This issue has been discussed since the beginning of the year. Today was at least the second time nearly every police department sent a representative to the county commissioners meeting to get the commissioners to act. (And they did act – please refer to David Powell’s story for the real detail.)
It is not the first time I have been to a country commissioners meeting where a reporter asks questions with no knowledge of the issue and does not have the facilities to receive a response. Had this reporter been prepared for the meeting by reading up on this issue or maybe some of the technical aspects of the difference between an analog or digital radio system she would have been able to at least have some understanding of what the engineers are presenting and why.
These county employees are more than happy to talk off-line to give a reporter – or for that matter any citizen – an idea of what they are doing. These are people who are proud of the job they do.

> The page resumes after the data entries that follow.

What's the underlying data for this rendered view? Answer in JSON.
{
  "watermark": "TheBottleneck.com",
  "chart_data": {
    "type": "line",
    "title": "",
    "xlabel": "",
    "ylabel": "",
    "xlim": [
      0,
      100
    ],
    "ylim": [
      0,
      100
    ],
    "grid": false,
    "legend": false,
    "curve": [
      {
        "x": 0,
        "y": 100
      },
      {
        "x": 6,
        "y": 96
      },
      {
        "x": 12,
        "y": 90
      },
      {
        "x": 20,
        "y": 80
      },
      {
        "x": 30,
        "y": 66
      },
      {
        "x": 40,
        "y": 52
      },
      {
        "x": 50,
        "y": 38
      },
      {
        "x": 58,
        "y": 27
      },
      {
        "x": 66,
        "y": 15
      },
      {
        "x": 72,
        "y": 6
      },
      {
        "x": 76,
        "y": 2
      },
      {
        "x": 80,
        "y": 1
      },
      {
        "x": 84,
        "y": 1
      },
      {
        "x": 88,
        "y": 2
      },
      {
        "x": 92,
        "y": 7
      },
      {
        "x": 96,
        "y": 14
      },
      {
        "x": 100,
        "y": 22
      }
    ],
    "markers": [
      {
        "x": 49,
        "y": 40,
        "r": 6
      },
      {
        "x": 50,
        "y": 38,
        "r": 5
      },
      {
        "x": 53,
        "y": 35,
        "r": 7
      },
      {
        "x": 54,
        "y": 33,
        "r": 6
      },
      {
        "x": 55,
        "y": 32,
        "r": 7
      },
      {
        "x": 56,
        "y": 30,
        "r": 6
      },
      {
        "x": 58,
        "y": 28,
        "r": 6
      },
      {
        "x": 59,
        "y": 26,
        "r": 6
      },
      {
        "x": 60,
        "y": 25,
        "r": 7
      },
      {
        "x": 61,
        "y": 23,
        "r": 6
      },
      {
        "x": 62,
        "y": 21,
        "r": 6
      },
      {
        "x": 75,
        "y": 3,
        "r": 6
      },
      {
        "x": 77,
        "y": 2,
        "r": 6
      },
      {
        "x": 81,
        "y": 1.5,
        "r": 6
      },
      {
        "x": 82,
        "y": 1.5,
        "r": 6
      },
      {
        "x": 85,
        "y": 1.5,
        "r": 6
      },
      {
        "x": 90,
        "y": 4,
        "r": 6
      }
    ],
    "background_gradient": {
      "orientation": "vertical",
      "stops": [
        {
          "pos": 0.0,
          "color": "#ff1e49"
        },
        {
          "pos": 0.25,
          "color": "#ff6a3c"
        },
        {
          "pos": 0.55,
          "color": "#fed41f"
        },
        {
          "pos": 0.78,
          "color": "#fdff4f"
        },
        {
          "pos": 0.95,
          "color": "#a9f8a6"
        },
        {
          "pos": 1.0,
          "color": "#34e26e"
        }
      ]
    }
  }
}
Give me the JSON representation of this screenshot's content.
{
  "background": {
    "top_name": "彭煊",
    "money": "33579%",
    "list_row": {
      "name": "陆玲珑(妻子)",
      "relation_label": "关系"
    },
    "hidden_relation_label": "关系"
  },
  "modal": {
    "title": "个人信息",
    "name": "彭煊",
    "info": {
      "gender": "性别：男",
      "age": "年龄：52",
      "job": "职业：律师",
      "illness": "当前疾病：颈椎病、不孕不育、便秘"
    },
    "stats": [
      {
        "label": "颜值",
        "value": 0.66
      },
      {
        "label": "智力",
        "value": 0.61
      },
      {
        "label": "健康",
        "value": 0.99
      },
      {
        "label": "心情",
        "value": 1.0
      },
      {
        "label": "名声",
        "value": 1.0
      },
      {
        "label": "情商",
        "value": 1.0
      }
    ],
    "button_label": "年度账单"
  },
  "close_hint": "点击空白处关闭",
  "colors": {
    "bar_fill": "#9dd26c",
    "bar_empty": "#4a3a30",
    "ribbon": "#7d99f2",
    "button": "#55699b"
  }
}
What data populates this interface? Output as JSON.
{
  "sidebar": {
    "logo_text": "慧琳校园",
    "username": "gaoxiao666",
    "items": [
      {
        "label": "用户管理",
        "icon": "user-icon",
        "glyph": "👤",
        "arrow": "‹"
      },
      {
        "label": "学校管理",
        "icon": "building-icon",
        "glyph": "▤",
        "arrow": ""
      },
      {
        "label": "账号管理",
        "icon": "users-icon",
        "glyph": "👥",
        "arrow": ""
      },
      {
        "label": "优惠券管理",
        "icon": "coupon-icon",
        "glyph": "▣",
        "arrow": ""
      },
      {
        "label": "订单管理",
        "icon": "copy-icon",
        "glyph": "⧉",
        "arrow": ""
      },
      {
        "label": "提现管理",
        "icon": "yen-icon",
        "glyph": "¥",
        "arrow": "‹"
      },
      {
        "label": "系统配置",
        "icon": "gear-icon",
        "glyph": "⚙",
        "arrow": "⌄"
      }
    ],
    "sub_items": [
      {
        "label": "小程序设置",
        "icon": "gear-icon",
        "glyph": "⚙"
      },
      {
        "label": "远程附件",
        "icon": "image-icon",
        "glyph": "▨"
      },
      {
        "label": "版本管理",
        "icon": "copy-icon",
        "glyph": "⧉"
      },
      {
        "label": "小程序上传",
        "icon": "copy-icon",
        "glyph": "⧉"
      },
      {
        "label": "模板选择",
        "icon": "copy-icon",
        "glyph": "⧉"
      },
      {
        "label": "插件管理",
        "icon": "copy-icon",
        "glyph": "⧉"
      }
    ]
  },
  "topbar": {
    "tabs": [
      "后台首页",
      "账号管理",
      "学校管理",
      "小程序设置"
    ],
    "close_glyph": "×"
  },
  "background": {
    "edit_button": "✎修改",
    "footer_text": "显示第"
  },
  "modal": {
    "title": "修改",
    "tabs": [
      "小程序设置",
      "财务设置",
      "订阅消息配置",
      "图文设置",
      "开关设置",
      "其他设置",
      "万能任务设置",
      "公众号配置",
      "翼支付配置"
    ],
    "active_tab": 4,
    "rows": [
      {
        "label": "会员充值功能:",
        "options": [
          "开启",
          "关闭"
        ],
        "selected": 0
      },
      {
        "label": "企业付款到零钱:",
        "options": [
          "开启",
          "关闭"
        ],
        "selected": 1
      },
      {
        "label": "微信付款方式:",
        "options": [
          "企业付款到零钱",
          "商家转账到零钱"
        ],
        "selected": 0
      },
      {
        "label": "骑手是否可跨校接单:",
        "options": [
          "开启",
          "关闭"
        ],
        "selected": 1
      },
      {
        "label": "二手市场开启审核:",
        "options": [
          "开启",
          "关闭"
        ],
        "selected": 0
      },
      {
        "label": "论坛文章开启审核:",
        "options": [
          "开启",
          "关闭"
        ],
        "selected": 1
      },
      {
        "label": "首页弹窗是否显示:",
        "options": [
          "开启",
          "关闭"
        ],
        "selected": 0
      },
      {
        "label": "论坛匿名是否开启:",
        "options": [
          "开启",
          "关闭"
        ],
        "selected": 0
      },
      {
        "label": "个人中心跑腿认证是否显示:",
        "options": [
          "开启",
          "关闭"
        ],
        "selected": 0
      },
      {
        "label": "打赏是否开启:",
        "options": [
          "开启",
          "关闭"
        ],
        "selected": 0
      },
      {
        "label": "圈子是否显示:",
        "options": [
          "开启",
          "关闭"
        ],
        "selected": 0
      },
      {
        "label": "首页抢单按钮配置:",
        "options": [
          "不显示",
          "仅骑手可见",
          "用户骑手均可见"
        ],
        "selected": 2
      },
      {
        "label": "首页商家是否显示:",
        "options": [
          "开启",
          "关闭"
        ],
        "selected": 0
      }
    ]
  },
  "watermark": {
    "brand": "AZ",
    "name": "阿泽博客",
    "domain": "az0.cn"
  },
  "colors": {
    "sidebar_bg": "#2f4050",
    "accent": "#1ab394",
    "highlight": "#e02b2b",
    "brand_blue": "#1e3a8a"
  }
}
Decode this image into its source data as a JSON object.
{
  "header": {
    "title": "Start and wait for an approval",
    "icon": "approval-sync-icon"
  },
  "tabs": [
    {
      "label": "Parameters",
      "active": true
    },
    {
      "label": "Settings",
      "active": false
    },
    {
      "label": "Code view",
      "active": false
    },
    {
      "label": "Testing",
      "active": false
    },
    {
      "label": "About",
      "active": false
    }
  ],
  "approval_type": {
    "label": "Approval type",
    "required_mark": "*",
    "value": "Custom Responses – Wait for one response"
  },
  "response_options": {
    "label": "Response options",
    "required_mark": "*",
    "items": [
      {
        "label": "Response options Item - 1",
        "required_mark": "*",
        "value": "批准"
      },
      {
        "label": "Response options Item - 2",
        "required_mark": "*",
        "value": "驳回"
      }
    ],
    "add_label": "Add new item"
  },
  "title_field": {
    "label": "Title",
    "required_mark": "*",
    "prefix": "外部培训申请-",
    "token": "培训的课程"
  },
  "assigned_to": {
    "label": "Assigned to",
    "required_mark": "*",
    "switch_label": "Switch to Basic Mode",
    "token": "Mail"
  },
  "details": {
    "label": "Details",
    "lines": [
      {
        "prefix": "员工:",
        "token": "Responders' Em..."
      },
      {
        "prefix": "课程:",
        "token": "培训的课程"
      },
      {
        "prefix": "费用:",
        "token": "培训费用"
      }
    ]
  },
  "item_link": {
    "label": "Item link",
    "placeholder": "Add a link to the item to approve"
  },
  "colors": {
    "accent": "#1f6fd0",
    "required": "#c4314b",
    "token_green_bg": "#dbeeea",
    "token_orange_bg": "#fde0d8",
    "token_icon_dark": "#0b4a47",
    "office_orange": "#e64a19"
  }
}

(During the meeting my mind kept drifting back to the Baby Talk comment. I imagined a disco ball descending from the ceiling of the board room with Barry White music being turned up and the three commissioners dressed in Hugh Heffner bathrobes going up to the reporters and… Oh, sorry.)
It is not the first time a print reporter has sat in the front of the room and drove the entire proceedings to a screeching halt with comments that don’t make sense.
For instance, in another exchange with the country employee, the large metropolitan reporter questioned the engineer’s honesty. Almost immediately Chairman Matthews jumped to the defense of the county employee stating in no uncertain terms that the reporter could not question the honesty of the employee. The reporter responded with a curt – “That’s my job.”
I started thinking about her job, as I am also "reporting" on the proceedings. I am a little different since I am writing opinion or analysis, but I want it based in facts. So I go to these meetings and ask a question or two also – sometimes as a citizen and sometimes as a columnist. One of the great things about the time we live in is that you can actually see which reporters are doing a good job because the county broadcasts the meeting on cable systems. You can compare what they write to what actually happens at these meetings.
The way this reporter is doing her job is hurting all of us. At what point are we allowed to turn on the people who serve us? For what reason would the guy who is trying to get the best emergency service system for all of us do something stupid with the measure of respect we give to everyone? Do we go up to the guy putting the lettuce out in the local supermarket and question his integrity to his face? What gives reporters this inflated sense of self that they can bully people around with nothing to back them up?
Look, if the reporter has proof of something that is one thing, but do you really think if a guy is on the take he is going to whither from a question from someone who is sitting in a public commissioners meeting asking for things to be translated into baby talk?
(Sorry, I just had a vision of Bruce Castor handing pacifiers to the reporters.)
Later in the meeting another reporter from a much smaller newspaper worked her magic. She accused the chairman of the commissioners of political grandstanding after the chairman spent about a minute singing praises to a high level employee who did a really good job on an unpopular issue. The employee took a lot of heat with grace during the summer and accepted his boss’ praise with class.
The reporter – not to see anything nice done – accused the board of playing some sort of election year games by passing a resolution saying some employees are doing a good job. She said they have never done this before, at which point the chief of staff produced papers showing that the commissioners did the exact same thing last year.
Here's the irony – the reporter in question attends all the meetings and obviously cannot recall what happens at them – even AFTER furnished with proof. There is something lacking in a person when they make an accusation, are shown proof the accusation is false, and then keeps on going without a blushed face or apology. Talk about being somewhere but not being there.
We have a lot of problems in this country. Yes, trust in the government is one of them, but unprepared newspaper reporters abusing those who serve us – with no proof of malfeasance – may be part of the reason we are paranoid of both the government and the media.
(Darn it – now i have Paul Anka's version of "Having My Baby" repeating in my head.)